Your objective
Comb the records below for the string "Calculate" and copy each line where it turns up.

[Excerpts from an interface dataset]
════════════════

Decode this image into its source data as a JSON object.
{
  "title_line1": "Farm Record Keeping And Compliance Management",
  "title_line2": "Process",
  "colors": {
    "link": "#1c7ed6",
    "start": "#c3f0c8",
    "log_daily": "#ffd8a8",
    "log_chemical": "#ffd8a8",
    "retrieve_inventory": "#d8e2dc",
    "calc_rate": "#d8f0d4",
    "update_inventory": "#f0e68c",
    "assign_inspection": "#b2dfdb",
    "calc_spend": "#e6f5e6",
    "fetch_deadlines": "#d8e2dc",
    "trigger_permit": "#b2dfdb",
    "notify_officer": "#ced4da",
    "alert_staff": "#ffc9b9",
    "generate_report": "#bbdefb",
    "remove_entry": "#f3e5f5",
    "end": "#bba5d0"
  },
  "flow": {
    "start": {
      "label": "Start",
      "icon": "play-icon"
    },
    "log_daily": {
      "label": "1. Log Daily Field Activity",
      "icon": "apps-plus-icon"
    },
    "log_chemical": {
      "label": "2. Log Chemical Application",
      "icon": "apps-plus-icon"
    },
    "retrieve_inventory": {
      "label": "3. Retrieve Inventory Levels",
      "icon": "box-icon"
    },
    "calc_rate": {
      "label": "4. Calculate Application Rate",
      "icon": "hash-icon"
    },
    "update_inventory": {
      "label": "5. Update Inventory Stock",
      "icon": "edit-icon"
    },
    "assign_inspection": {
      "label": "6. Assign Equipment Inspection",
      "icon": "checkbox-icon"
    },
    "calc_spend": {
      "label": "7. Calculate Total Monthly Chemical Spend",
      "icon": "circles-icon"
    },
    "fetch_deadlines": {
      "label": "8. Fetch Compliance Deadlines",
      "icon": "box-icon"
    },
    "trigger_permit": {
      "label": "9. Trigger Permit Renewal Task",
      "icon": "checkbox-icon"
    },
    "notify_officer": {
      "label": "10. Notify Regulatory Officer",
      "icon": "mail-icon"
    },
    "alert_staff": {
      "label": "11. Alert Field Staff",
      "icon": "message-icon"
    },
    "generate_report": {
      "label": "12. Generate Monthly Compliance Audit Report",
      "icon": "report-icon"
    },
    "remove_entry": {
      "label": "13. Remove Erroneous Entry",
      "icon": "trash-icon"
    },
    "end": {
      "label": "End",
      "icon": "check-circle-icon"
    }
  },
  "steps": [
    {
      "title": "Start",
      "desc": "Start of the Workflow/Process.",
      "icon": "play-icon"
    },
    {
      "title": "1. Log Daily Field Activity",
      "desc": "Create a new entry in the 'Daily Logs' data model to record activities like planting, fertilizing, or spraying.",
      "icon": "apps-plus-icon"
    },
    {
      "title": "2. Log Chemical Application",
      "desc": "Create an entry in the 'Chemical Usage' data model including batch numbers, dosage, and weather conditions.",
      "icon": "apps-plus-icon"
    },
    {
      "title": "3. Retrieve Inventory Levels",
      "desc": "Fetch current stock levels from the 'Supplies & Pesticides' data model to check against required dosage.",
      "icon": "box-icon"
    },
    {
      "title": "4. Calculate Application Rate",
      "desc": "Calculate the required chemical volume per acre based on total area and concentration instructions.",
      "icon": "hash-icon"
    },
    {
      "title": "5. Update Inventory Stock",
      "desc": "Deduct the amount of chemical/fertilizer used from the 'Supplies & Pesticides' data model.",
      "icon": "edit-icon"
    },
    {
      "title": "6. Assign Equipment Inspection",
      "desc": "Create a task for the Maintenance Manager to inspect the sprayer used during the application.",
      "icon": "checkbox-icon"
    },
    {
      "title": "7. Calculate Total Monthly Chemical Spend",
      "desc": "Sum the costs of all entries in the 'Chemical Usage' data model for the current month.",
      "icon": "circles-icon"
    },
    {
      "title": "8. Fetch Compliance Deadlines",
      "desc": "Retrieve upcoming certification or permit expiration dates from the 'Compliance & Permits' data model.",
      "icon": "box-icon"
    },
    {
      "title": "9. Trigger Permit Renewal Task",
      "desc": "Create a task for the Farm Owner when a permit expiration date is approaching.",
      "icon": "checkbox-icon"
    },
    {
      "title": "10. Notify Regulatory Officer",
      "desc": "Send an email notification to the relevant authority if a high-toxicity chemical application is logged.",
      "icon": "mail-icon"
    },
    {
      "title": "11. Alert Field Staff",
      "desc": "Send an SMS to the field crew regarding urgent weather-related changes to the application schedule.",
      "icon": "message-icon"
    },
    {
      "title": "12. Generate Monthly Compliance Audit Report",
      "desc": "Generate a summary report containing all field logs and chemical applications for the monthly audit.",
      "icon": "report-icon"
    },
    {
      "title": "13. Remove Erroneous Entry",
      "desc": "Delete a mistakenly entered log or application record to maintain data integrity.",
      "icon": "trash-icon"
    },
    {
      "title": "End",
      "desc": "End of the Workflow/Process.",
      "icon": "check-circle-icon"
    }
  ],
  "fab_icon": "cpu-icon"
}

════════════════

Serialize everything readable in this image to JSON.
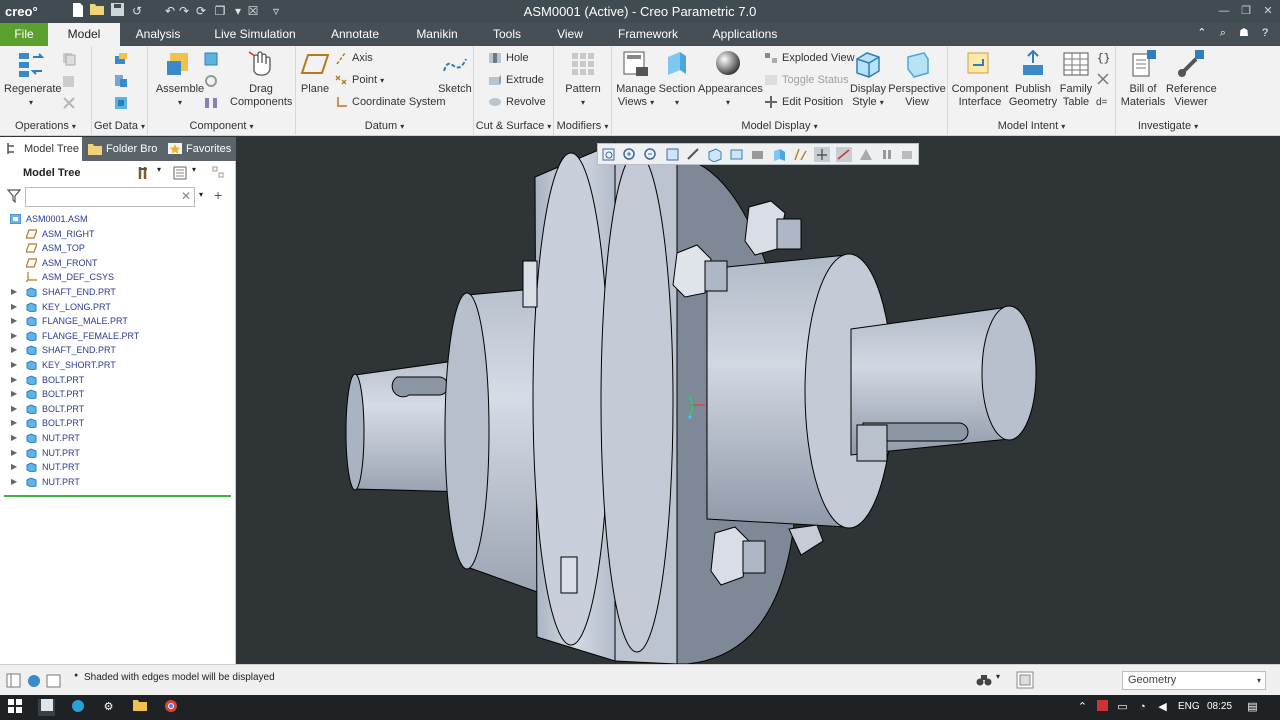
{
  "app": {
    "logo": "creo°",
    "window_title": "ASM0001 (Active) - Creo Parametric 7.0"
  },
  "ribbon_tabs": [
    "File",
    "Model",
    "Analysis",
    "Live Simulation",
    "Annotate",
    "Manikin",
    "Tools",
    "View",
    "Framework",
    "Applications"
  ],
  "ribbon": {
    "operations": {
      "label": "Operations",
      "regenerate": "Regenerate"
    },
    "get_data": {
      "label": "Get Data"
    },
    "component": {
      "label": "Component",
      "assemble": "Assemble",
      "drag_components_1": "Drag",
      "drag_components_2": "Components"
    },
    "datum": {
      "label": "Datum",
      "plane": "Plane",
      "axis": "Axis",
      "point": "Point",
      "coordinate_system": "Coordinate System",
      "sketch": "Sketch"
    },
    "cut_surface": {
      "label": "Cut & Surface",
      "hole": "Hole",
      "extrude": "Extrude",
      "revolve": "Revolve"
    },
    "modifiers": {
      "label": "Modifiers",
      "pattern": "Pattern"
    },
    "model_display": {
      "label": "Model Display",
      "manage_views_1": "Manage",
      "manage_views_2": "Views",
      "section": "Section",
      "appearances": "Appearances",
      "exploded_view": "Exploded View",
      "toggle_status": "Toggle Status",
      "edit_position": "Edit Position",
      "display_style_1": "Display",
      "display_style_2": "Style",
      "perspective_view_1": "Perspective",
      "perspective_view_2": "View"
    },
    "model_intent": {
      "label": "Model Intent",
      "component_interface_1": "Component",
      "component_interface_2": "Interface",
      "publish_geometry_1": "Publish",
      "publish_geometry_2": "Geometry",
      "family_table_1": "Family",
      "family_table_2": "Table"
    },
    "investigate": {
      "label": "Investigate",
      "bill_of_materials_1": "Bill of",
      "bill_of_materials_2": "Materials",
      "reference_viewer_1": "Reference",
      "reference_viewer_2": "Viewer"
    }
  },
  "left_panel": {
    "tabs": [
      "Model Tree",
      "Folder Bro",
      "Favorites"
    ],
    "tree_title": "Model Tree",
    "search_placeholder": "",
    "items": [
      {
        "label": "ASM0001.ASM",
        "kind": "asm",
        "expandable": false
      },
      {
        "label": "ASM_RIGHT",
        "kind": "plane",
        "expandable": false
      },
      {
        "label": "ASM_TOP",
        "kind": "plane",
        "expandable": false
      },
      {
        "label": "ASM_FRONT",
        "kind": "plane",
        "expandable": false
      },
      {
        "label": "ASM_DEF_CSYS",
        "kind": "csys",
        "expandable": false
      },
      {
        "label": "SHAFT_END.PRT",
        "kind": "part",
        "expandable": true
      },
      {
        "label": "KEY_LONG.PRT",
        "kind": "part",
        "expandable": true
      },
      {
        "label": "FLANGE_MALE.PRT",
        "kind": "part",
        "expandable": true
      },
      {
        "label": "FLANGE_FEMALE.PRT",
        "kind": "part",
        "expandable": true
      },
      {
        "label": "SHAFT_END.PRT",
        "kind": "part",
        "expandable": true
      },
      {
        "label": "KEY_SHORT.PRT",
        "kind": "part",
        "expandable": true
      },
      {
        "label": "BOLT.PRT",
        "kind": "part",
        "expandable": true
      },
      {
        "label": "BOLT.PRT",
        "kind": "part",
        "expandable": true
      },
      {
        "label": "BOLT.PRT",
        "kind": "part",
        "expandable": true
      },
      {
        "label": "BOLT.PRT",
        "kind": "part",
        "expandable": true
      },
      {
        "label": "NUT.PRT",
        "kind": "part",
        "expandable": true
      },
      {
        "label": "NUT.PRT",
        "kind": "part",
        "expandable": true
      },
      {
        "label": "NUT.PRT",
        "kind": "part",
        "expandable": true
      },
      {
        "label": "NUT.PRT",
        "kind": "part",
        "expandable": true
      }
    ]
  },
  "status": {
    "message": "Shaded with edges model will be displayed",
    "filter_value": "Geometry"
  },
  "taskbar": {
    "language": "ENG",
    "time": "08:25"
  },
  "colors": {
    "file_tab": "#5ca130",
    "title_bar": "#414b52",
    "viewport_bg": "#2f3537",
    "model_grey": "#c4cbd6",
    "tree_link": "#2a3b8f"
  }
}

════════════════

Answer section
      "label": "4. Calculate Application Rate",
      "label": "7. Calculate Total Monthly Chemical Spend",
      "title": "4. Calculate Application Rate",
      "desc": "Calculate the required chemical volume per acre based on total area and concentration instructions.",
      "title": "7. Calculate Total Monthly Chemical Spend",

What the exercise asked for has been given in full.